An experienced trainer of more than 24 years, Andrea Morgan has helped hospitals and healthcare providers all over the country maximize their use of electronic medical records (EMR) systems. Now, Morgan is taking her health informatics knowledge to the next level by pursuing a master’s in health informatics degree through the Byrdine F. Lewis College of Nursing and Health Professions. But when the Georgia State graduate student took on a new assignment to train health providers at Seattle Children’s Hospital in early February, she met a personal challenge that changed how she provided her services.
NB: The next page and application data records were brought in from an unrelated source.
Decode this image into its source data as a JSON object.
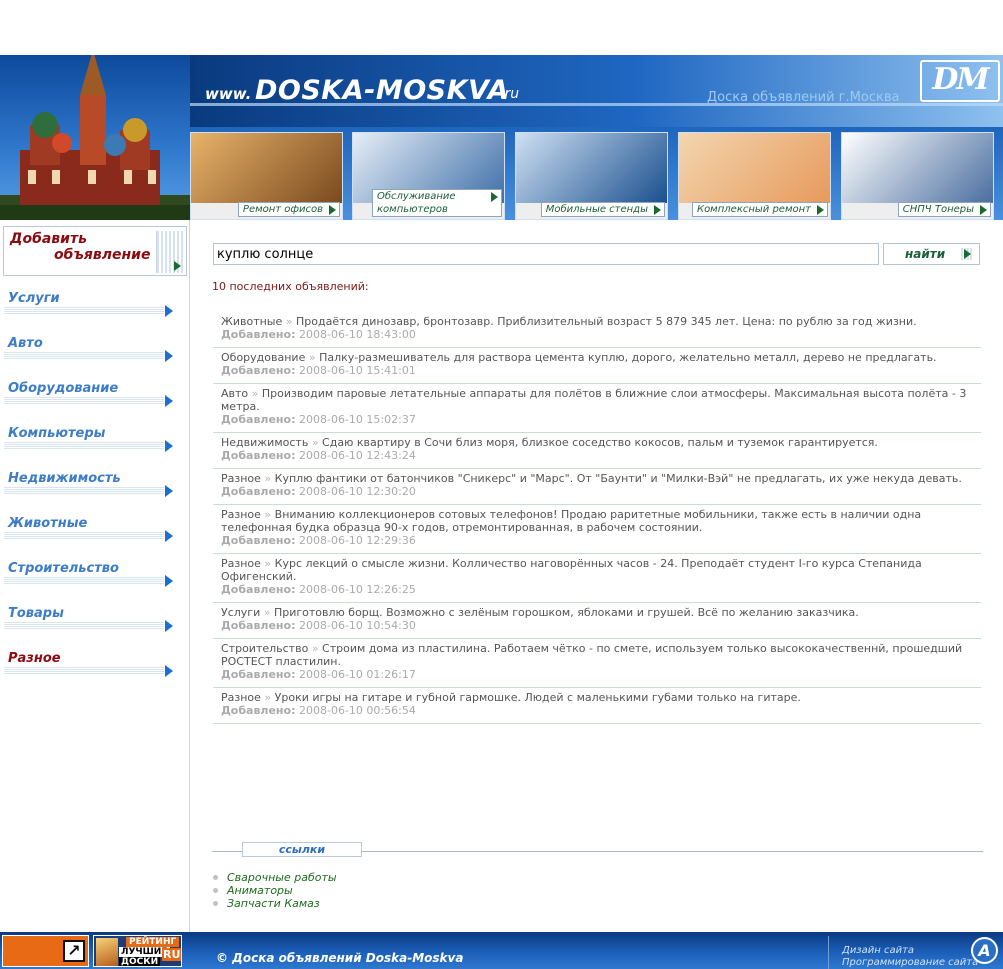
{
  "header": {
    "www": "www.",
    "site_name": "DOSKA-MOSKVA",
    "tld": ".ru",
    "tagline": "Доска объявлений г.Москва",
    "logo": "DM",
    "banners": [
      {
        "label": "Ремонт офисов",
        "colors": [
          "#e8b36a",
          "#7a4a1e"
        ]
      },
      {
        "label": "Обслуживание компьютеров",
        "colors": [
          "#e6eef7",
          "#3e6fa8"
        ]
      },
      {
        "label": "Мобильные стенды",
        "colors": [
          "#cfe0f2",
          "#1a4f8f"
        ]
      },
      {
        "label": "Комплексный ремонт",
        "colors": [
          "#f3d6b0",
          "#e79a5c"
        ]
      },
      {
        "label": "СНПЧ Тонеры",
        "colors": [
          "#ffffff",
          "#4a6ea0"
        ]
      }
    ]
  },
  "sidebar": {
    "add_line1": "Добавить",
    "add_line2": "объявление",
    "categories": [
      {
        "label": "Услуги",
        "active": false
      },
      {
        "label": "Авто",
        "active": false
      },
      {
        "label": "Оборудование",
        "active": false
      },
      {
        "label": "Компьютеры",
        "active": false
      },
      {
        "label": "Недвижимость",
        "active": false
      },
      {
        "label": "Животные",
        "active": false
      },
      {
        "label": "Строительство",
        "active": false
      },
      {
        "label": "Товары",
        "active": false
      },
      {
        "label": "Разное",
        "active": true
      }
    ]
  },
  "search": {
    "value": "куплю солнце",
    "button_label": "найти"
  },
  "recent_heading": "10 последних объявлений:",
  "ads": [
    {
      "category": "Животные",
      "text": "Продаётся динозавр, бронтозавр. Приблизительный возраст 5 879 345 лет. Цена: по рублю за год жизни.",
      "date": "2008-06-10 18:43:00"
    },
    {
      "category": "Оборудование",
      "text": "Палку-размешиватель для раствора цемента куплю, дорого, желательно металл, дерево не предлагать.",
      "date": "2008-06-10 15:41:01"
    },
    {
      "category": "Авто",
      "text": "Производим паровые летательные аппараты для полётов в ближние слои атмосферы. Максимальная высота полёта - 3 метра.",
      "date": "2008-06-10 15:02:37"
    },
    {
      "category": "Недвижимость",
      "text": "Сдаю квартиру в Сочи близ моря, близкое соседство кокосов, пальм и туземок гарантируется.",
      "date": "2008-06-10 12:43:24"
    },
    {
      "category": "Разное",
      "text": "Куплю фантики от батончиков \"Сникерс\" и \"Марс\". От \"Баунти\" и \"Милки-Вэй\" не предлагать, их уже некуда девать.",
      "date": "2008-06-10 12:30:20"
    },
    {
      "category": "Разное",
      "text": "Вниманию коллекционеров сотовых телефонов! Продаю раритетные мобильники, также есть в наличии одна телефонная будка образца 90-х годов, отремонтированная, в рабочем состоянии.",
      "date": "2008-06-10 12:29:36"
    },
    {
      "category": "Разное",
      "text": "Курс лекций о смысле жизни. Колличество наговорённых часов - 24. Преподаёт студент I-го курса Степанида Офигенский.",
      "date": "2008-06-10 12:26:25"
    },
    {
      "category": "Услуги",
      "text": "Приготовлю борщ. Возможно с зелёным горошком, яблоками и грушей. Всё по желанию заказчика.",
      "date": "2008-06-10 10:54:30"
    },
    {
      "category": "Строительство",
      "text": "Строим дома из пластилина. Работаем чётко - по смете, используем только высококачественнй, прошедший РОСТЕСТ пластилин.",
      "date": "2008-06-10 01:26:17"
    },
    {
      "category": "Разное",
      "text": "Уроки игры на гитаре и губной гармошке. Людей с маленькими губами только на гитаре.",
      "date": "2008-06-10 00:56:54"
    }
  ],
  "ad_date_label": "Добавлено:",
  "ad_separator": "»",
  "links_title": "ссылки",
  "links": [
    "Сварочные работы",
    "Аниматоры",
    "Запчасти Камаз"
  ],
  "footer": {
    "counter_line1": "РЕЙТИНГ",
    "counter_line2": "ЛУЧШИЕ",
    "counter_line3": "ДОСКИ",
    "counter_tld": "RU",
    "copyright": "© Доска объявлений Doska-Moskva",
    "design_line1": "Дизайн сайта",
    "design_line2": "Программирование сайта"
  }
}
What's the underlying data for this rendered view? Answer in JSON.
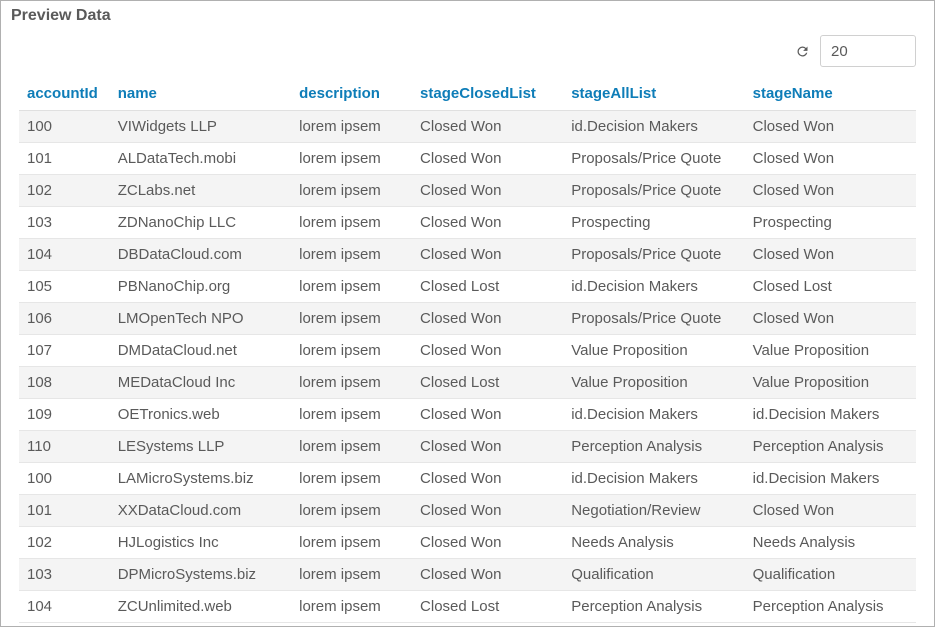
{
  "panel": {
    "title": "Preview Data"
  },
  "toolbar": {
    "rowCount": "20"
  },
  "table": {
    "columns": [
      "accountId",
      "name",
      "description",
      "stageClosedList",
      "stageAllList",
      "stageName"
    ],
    "rows": [
      {
        "accountId": "100",
        "name": "VIWidgets LLP",
        "description": "lorem ipsem",
        "stageClosedList": "Closed Won",
        "stageAllList": "id.Decision Makers",
        "stageName": "Closed Won"
      },
      {
        "accountId": "101",
        "name": "ALDataTech.mobi",
        "description": "lorem ipsem",
        "stageClosedList": "Closed Won",
        "stageAllList": "Proposals/Price Quote",
        "stageName": "Closed Won"
      },
      {
        "accountId": "102",
        "name": "ZCLabs.net",
        "description": "lorem ipsem",
        "stageClosedList": "Closed Won",
        "stageAllList": "Proposals/Price Quote",
        "stageName": "Closed Won"
      },
      {
        "accountId": "103",
        "name": "ZDNanoChip LLC",
        "description": "lorem ipsem",
        "stageClosedList": "Closed Won",
        "stageAllList": "Prospecting",
        "stageName": "Prospecting"
      },
      {
        "accountId": "104",
        "name": "DBDataCloud.com",
        "description": "lorem ipsem",
        "stageClosedList": "Closed Won",
        "stageAllList": "Proposals/Price Quote",
        "stageName": "Closed Won"
      },
      {
        "accountId": "105",
        "name": "PBNanoChip.org",
        "description": "lorem ipsem",
        "stageClosedList": "Closed Lost",
        "stageAllList": "id.Decision Makers",
        "stageName": "Closed Lost"
      },
      {
        "accountId": "106",
        "name": "LMOpenTech NPO",
        "description": "lorem ipsem",
        "stageClosedList": "Closed Won",
        "stageAllList": "Proposals/Price Quote",
        "stageName": "Closed Won"
      },
      {
        "accountId": "107",
        "name": "DMDataCloud.net",
        "description": "lorem ipsem",
        "stageClosedList": "Closed Won",
        "stageAllList": "Value Proposition",
        "stageName": "Value Proposition"
      },
      {
        "accountId": "108",
        "name": "MEDataCloud Inc",
        "description": "lorem ipsem",
        "stageClosedList": "Closed Lost",
        "stageAllList": "Value Proposition",
        "stageName": "Value Proposition"
      },
      {
        "accountId": "109",
        "name": "OETronics.web",
        "description": "lorem ipsem",
        "stageClosedList": "Closed Won",
        "stageAllList": "id.Decision Makers",
        "stageName": "id.Decision Makers"
      },
      {
        "accountId": "110",
        "name": "LESystems LLP",
        "description": "lorem ipsem",
        "stageClosedList": "Closed Won",
        "stageAllList": "Perception Analysis",
        "stageName": "Perception Analysis"
      },
      {
        "accountId": "100",
        "name": "LAMicroSystems.biz",
        "description": "lorem ipsem",
        "stageClosedList": "Closed Won",
        "stageAllList": "id.Decision Makers",
        "stageName": "id.Decision Makers"
      },
      {
        "accountId": "101",
        "name": "XXDataCloud.com",
        "description": "lorem ipsem",
        "stageClosedList": "Closed Won",
        "stageAllList": "Negotiation/Review",
        "stageName": "Closed Won"
      },
      {
        "accountId": "102",
        "name": "HJLogistics Inc",
        "description": "lorem ipsem",
        "stageClosedList": "Closed Won",
        "stageAllList": "Needs Analysis",
        "stageName": "Needs Analysis"
      },
      {
        "accountId": "103",
        "name": "DPMicroSystems.biz",
        "description": "lorem ipsem",
        "stageClosedList": "Closed Won",
        "stageAllList": "Qualification",
        "stageName": "Qualification"
      },
      {
        "accountId": "104",
        "name": "ZCUnlimited.web",
        "description": "lorem ipsem",
        "stageClosedList": "Closed Lost",
        "stageAllList": "Perception Analysis",
        "stageName": "Perception Analysis"
      }
    ]
  }
}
Shortly after beginning work on-site in Seattle, Morgan got sick. She spent a full week in bed with a fever, aches and a cough, stuck in a hotel room 2,100 miles from home. Recovering enough to travel home and continuing working, Morgan spiked another fever. She still doesn’t know if she had COVID-19 but switched to remote work anyway.
Morgan redesigned her training for the EPIC EMR system to a real-time, remote learning format. Tasked with training the Seattle hospital’s top research staff, who then train employees, she also needed administrative buy-in to continue crucial training necessary for successful EMR implementation.
“Technology isn’t helpful if you don’t know how to use it,” said Morgan. She added she aimed to help the administration understand why good training in health IT helps patient care and impacts costs since education reduces frustrations for employees using EMRs.
Hospital leaders often challenge Morgan with their reluctance to allocate employee training time away from practicing healthcare. However, educating the administration on the full capabilities of EPIC EMR is critical. It is more than a place to post notes on patient treatment and outcomes but also to officially document medical care and meet compliance needs and legal requirements.
Other times, training and implementation are smooth, which Morgan attributes to hospital leadership.
So, why does an experienced EMR consultant add graduate school to her busy schedule? Morgan thinks the degree will help her develop higher-level training and implementation for her clients.
“I’ve mostly been on the ground level, and this degree will help me focus on a broader scale, do more planning and work on a larger scale in health IT implementation,” said Morgan.
“Training is not a one-time thing,” Morgan advocates for continued training. “My challenge is to win over a client’s devotion to training for healthcare IT.”
Her approach won over Seattle Children’s. After the pandemic delays, the hospital opted for live Webex sessions. Morgan can check-in with clients on a real-time basis and believes it gives the sense that she’s paying attention to each student.
Morgan believes live online training is the wave of the future, harnessing expertise from retired professionals who may not be comfortable or able to travel for teaching hands-on.
“Quality training equals quality healthcare,” she said.
— written by Angela Go